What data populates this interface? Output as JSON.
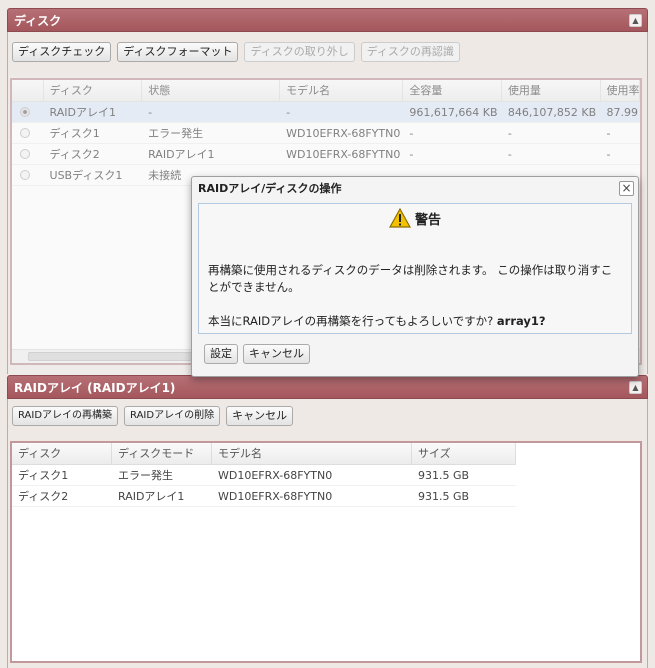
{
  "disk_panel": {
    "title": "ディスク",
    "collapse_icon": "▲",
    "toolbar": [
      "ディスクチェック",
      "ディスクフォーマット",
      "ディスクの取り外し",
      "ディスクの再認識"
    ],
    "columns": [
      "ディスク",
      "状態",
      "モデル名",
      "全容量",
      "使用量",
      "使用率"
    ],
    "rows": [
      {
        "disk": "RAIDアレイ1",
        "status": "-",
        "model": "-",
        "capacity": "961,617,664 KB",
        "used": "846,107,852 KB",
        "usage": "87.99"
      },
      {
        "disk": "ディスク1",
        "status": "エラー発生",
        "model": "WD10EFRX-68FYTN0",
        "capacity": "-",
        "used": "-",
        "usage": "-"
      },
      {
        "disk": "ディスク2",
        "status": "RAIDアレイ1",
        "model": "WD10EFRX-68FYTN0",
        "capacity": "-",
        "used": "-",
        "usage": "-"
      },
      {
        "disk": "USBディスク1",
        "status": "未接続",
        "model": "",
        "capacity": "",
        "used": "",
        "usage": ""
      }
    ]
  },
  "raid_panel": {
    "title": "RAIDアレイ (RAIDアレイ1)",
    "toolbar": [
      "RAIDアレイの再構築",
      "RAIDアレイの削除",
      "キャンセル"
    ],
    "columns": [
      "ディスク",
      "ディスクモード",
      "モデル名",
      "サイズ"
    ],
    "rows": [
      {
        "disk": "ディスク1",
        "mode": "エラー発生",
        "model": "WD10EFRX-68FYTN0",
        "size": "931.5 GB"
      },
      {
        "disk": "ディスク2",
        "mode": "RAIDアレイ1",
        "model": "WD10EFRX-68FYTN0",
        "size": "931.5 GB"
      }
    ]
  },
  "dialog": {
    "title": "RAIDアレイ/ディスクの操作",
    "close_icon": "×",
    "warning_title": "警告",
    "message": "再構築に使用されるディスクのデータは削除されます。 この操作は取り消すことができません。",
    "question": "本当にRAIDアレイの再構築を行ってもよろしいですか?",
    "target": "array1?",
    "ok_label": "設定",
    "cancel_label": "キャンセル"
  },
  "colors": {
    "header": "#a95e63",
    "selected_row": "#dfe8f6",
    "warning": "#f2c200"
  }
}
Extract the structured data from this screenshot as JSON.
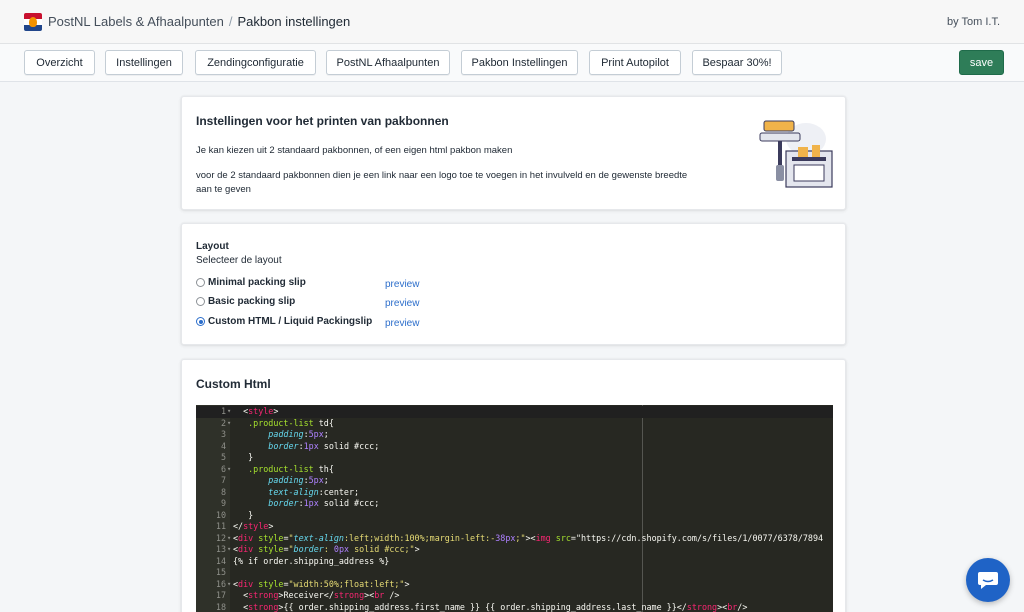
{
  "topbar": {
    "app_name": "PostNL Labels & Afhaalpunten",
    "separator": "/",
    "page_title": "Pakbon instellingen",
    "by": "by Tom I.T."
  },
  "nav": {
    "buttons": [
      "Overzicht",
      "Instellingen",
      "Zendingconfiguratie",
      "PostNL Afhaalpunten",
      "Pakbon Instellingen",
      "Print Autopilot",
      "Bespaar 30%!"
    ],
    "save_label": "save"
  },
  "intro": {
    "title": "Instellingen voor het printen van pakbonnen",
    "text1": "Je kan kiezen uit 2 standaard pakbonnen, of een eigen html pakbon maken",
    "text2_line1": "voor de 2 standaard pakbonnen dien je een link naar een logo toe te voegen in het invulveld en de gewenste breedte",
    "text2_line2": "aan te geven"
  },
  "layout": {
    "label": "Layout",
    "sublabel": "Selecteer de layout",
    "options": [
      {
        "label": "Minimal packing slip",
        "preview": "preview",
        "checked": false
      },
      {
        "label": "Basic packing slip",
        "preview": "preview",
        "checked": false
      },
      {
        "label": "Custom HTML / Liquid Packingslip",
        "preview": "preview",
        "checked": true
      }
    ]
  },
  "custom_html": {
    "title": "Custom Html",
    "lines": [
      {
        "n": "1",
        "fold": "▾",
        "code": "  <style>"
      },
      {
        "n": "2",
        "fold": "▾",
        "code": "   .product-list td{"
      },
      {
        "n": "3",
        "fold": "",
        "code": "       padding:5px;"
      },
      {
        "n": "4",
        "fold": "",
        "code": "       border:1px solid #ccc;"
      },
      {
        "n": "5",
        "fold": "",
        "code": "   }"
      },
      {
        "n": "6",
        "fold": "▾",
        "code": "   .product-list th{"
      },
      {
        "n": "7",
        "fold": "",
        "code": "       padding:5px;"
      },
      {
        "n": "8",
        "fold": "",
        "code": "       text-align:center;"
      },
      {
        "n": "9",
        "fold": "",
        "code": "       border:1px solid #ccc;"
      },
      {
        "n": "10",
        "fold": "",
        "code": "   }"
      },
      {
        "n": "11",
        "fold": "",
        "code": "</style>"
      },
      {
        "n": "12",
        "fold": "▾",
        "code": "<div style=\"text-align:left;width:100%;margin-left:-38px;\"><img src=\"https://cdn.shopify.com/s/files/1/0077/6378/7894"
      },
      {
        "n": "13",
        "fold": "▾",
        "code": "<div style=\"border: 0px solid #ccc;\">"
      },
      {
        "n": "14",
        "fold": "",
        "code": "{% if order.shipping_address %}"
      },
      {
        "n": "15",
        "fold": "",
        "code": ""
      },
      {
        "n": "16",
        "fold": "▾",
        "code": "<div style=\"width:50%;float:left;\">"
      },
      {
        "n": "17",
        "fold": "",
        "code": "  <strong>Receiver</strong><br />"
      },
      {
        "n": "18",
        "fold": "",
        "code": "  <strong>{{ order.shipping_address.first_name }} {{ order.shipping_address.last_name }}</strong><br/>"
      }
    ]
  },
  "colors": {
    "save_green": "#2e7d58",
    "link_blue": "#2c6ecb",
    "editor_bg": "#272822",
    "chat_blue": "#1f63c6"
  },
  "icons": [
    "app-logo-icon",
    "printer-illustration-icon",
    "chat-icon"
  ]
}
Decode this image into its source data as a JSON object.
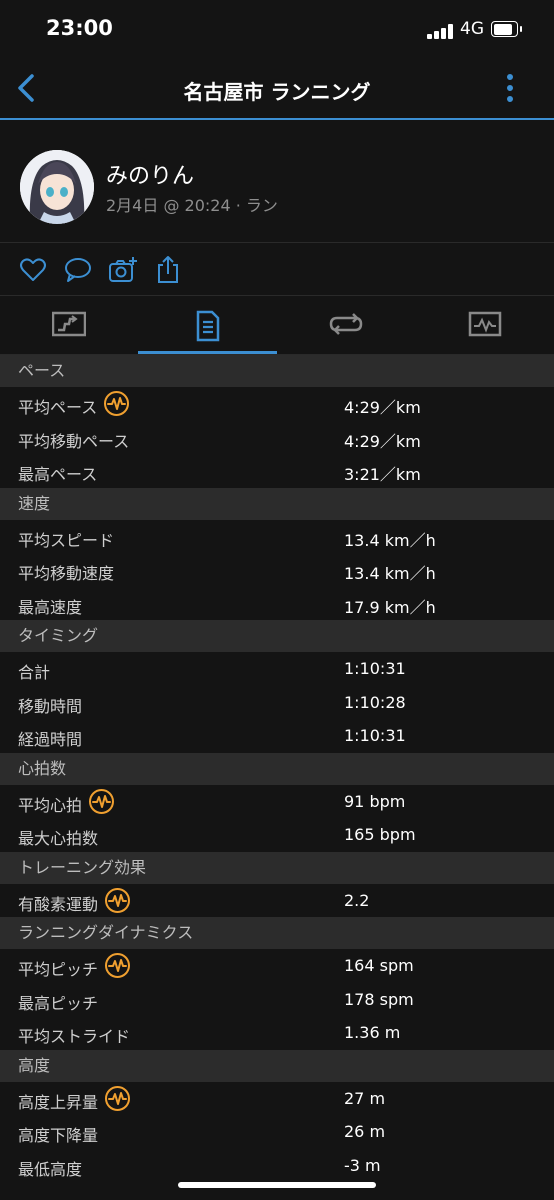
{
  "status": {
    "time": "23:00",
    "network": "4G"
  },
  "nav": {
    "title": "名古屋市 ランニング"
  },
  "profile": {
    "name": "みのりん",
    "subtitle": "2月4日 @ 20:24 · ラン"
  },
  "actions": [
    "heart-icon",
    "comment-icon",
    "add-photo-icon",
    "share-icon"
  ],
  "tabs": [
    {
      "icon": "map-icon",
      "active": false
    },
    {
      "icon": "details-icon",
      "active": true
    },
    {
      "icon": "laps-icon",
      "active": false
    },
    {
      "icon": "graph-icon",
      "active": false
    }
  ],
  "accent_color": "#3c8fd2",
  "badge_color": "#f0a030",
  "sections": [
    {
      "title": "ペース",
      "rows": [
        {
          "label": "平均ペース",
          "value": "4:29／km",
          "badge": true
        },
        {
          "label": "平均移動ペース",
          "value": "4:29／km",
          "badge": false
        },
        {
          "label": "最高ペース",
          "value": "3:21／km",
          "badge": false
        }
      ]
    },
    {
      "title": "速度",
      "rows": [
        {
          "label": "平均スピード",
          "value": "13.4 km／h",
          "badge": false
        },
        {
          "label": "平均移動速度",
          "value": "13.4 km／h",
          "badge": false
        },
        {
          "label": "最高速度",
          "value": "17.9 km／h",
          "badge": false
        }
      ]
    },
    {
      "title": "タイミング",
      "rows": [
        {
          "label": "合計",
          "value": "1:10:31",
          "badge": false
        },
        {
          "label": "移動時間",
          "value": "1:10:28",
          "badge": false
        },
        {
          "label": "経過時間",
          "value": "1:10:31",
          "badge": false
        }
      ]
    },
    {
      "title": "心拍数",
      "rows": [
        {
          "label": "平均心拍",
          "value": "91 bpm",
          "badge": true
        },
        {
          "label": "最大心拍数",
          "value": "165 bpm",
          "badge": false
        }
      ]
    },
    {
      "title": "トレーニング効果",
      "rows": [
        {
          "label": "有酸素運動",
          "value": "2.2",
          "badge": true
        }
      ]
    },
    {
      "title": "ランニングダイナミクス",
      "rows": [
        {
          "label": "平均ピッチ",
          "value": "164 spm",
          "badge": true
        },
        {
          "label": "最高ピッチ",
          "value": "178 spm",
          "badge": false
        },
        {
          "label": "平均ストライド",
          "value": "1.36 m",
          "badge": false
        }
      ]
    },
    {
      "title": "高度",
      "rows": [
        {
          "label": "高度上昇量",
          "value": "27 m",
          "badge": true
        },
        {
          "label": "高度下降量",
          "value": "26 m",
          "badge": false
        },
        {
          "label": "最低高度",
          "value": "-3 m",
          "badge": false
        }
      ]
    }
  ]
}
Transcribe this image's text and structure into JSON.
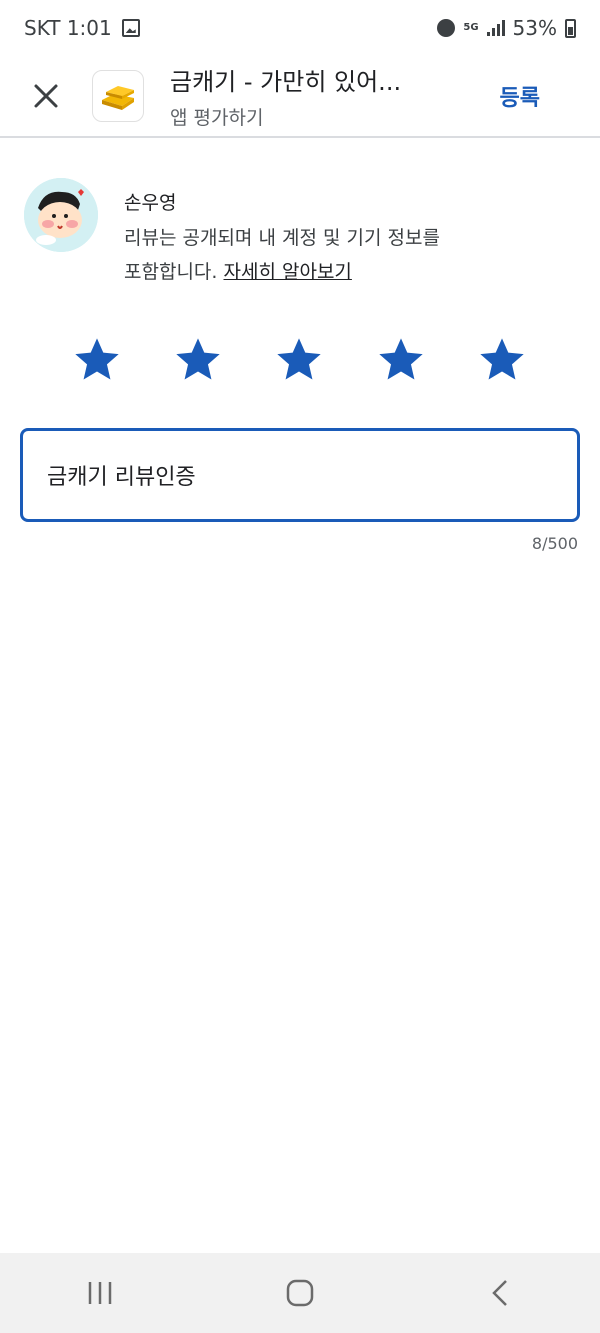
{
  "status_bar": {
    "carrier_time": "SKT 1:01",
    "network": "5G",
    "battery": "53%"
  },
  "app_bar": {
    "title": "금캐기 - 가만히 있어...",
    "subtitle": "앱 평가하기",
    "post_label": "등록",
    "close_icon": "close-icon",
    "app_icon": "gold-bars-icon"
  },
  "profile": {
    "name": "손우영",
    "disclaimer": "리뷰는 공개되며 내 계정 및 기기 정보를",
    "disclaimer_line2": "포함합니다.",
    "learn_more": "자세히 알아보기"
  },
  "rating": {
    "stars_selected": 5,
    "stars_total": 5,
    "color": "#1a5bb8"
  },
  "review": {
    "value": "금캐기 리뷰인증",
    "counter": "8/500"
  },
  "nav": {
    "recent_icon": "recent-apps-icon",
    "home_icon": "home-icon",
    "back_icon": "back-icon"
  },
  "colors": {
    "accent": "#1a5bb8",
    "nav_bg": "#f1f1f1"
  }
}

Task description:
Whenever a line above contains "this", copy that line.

Answer to the problem:
What data populates this interface? Output as JSON.
Extract the structured data from this screenshot as JSON.
Decode this image into its source data as a JSON object.
Transcribe this image's text and structure into JSON.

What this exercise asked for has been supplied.